Problem: Among the lines below, which ones contain the word "Honorato"? Copy every such line.

Supplied entries:
============================================================
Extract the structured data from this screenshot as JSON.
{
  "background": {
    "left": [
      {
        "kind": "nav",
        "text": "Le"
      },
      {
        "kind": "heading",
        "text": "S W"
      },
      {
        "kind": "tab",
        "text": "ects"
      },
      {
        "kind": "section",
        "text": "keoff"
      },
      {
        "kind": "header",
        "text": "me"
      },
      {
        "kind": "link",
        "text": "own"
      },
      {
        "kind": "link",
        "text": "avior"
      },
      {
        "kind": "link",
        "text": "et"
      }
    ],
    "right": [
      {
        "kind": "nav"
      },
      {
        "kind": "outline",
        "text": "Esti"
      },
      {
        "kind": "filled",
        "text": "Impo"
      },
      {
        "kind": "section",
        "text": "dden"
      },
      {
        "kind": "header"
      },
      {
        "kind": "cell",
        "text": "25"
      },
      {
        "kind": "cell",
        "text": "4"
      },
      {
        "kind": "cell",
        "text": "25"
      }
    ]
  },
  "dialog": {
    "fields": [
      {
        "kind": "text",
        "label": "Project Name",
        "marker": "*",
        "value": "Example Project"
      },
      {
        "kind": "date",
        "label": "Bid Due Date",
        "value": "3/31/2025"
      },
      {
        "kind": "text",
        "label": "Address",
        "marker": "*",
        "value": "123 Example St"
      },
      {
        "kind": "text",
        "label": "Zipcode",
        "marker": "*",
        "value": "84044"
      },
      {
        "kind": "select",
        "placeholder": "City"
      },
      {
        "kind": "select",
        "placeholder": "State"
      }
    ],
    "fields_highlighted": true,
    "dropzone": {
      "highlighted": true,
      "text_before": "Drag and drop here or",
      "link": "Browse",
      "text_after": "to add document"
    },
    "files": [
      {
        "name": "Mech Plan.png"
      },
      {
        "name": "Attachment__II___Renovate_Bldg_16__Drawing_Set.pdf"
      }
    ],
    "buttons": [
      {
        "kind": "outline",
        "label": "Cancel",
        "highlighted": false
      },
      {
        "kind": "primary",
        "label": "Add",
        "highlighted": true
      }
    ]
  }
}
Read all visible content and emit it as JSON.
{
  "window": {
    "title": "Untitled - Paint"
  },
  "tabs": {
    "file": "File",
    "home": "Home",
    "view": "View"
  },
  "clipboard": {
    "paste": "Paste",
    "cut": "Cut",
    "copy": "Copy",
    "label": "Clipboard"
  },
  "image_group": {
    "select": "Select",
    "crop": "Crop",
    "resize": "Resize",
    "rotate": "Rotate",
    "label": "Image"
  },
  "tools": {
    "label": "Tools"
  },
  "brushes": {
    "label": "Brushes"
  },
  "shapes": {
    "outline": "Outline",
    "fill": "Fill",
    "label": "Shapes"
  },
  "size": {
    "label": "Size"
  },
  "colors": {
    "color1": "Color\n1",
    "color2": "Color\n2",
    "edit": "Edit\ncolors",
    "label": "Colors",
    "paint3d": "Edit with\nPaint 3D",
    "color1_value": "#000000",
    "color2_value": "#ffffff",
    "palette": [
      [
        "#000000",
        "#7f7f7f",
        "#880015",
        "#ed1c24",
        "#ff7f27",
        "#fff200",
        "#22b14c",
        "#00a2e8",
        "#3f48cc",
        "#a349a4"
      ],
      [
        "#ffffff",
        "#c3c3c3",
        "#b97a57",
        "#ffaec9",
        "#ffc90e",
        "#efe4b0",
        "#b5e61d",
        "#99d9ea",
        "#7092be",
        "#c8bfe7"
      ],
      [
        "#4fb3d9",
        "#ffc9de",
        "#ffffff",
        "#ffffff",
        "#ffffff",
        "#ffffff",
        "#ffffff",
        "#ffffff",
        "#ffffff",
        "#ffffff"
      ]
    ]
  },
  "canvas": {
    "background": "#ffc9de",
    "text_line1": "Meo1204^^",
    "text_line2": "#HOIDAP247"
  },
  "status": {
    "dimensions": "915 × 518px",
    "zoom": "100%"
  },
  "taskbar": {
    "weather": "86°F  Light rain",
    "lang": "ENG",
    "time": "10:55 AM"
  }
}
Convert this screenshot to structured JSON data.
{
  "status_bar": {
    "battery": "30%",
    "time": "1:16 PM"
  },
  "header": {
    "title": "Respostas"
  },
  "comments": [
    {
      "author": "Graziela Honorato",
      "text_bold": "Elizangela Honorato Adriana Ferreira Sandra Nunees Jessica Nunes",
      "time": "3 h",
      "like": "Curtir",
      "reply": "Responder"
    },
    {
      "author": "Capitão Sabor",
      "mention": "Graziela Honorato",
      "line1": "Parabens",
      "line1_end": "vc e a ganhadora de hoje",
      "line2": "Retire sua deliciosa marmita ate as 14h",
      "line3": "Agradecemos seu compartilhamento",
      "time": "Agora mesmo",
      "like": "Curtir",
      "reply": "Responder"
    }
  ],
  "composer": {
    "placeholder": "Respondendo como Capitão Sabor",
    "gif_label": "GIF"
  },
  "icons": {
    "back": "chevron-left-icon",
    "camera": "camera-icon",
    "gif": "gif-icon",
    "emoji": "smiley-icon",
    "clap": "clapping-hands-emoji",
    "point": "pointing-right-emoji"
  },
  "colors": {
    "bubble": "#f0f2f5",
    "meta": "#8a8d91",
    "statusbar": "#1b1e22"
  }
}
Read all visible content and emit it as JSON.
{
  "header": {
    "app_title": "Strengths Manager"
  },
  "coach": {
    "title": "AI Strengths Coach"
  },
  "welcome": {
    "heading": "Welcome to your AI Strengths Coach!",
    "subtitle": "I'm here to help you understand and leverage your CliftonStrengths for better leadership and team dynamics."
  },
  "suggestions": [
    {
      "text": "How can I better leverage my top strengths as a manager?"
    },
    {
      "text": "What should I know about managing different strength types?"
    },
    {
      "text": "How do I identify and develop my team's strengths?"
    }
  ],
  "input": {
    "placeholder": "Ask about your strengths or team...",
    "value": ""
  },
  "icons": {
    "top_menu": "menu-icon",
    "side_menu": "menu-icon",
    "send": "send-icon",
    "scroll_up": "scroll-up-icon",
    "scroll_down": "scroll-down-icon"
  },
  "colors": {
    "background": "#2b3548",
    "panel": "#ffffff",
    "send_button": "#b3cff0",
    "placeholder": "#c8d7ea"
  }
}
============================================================
Your solution:
      "author": "Graziela Honorato",
      "text_bold": "Elizangela Honorato Adriana Ferreira Sandra Nunees Jessica Nunes",
      "mention": "Graziela Honorato",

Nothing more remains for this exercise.